Here's the thing, though: More than 40 million — or 1 in 8 —people in the United States are SNAP recipients, and most of them already hold jobs, according to the Center on Budget and Policy Priorities (CBPP). The problem is, as CBPP noted, those jobs are not only low-paying, they're also unstable and lack benefits, which means millions of working parents can't afford to feed their children on a regular basis. Instead, they're forced to choose between paying rent or paying their electric bill, and don't have enough left over to for groceries.
Gabby Trinkle, a mother of two and member of the grassroots action group, Moms Rising, tells Romper via email:

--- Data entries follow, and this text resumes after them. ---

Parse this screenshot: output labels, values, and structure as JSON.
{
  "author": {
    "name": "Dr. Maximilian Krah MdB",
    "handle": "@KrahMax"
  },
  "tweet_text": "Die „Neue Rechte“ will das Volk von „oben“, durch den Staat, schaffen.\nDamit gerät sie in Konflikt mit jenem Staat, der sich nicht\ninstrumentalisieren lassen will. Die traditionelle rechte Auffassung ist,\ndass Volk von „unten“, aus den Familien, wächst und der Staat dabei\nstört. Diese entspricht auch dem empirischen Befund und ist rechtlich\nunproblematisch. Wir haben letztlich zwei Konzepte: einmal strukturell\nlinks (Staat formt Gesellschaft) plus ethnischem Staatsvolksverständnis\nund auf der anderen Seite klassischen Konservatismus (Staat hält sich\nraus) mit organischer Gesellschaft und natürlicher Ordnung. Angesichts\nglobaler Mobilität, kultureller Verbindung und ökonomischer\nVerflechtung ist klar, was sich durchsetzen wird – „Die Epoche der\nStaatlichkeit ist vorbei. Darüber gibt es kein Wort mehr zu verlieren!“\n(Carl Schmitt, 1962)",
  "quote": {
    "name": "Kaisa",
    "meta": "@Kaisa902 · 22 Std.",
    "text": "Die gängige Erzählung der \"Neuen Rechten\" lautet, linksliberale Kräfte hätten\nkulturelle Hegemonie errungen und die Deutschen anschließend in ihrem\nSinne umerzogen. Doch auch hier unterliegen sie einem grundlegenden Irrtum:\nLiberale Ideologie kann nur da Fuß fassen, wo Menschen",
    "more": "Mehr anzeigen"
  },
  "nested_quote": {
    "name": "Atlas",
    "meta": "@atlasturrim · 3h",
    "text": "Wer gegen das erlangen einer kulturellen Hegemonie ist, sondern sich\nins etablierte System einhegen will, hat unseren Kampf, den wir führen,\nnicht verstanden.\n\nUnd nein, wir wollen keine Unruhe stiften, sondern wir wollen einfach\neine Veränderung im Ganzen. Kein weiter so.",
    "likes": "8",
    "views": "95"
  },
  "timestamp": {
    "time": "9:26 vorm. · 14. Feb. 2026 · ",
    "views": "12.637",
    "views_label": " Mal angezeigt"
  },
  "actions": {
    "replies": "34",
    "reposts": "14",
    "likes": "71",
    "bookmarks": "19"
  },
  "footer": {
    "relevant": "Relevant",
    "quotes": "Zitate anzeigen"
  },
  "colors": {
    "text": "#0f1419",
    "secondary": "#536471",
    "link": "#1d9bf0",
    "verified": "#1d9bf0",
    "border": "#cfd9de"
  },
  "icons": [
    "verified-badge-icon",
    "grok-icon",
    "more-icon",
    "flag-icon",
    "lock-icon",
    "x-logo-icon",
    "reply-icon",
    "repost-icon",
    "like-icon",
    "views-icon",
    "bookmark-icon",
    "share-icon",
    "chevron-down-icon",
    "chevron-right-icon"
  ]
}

I don’t know how I would’ve been able to feed myself or my children without SNAP. Since then, I’ve graduated college and gotten engaged, so I don’t need SNAP now, but for five years, I couldn’t fill my cabinets with food or put a healthy meal on the table without it. I was a single mother and I was working as much as I could, but it wasn’t enough and even though food banks were helpful they couldn’t provide me with the healthy options I wanted my children to eat. Without the program, I don’t know if we would’ve made it to where we are today.
That's why SNAP is such a life-saving program for millions of families and children. Studies show that public food assistance has short- and long-term health benefits for low-income adults and children because it gives them access to fresh produce and nutritious foods that benefit their growth and development, according to CBPP. The federal government doesn't allocate enough money for families using SNAP, but the average $126 per month they receive goes a hell of a long way.
Dr. Jenny Abrams, a family medicine physician and fellow with Physicians for Reproductive Health, tells Romper via email:
Access to a nutritious diet is an important part of maintaining health, especially for pregnant people, children, and seniors. Cutting SNAP benefits would instead increase food insecurity, exacerbate poverty, and could have a long-term impact on families and individuals working hard to overcome barriers to economic security. Food is the most important medicine we have. No pill or drug can override the effects of hunger or malnutrition.
Not surprisingly Republican lawmakers are hoping their farm bill is ushered quickly through the House without anyone batting an eye, according to Eater.
In the end, the new SNAP eligibility requirements have nothing to do with fixing a system that doesn't need to be fixed. Instead, it's a pointed attack on poor families who are trying to survive in a country that continues to squeeze the life out of living wages and supportive services. It's a blow to working families who have to shoulder an ever-rising cost of living that makes it difficult to afford electricity, let alone food.
Lucy Sullivan, executive director of 1,000 Days, a non-profit focused on improving nutrition for women and children in the United States and around the world, says in an email statement to Romper:
SNAP is proven to improve the health and economic security of children, their families and their communities. Instead of making it more difficult for families to thrive, Congress should be working to make it easier for all Americans to access and afford healthy foods.
In other words, how can families live out this "Great American tradition of self-sufficiency" when all the resources they need to climb out of poverty are being taken away?
Check out Romper's new video series, Bearing The Motherload, where disagreeing parents from different sides of an issue sit down with a mediator and talk about how to support (and not judge) each other’s parenting perspectives. New episodes air Mondays on Facebook.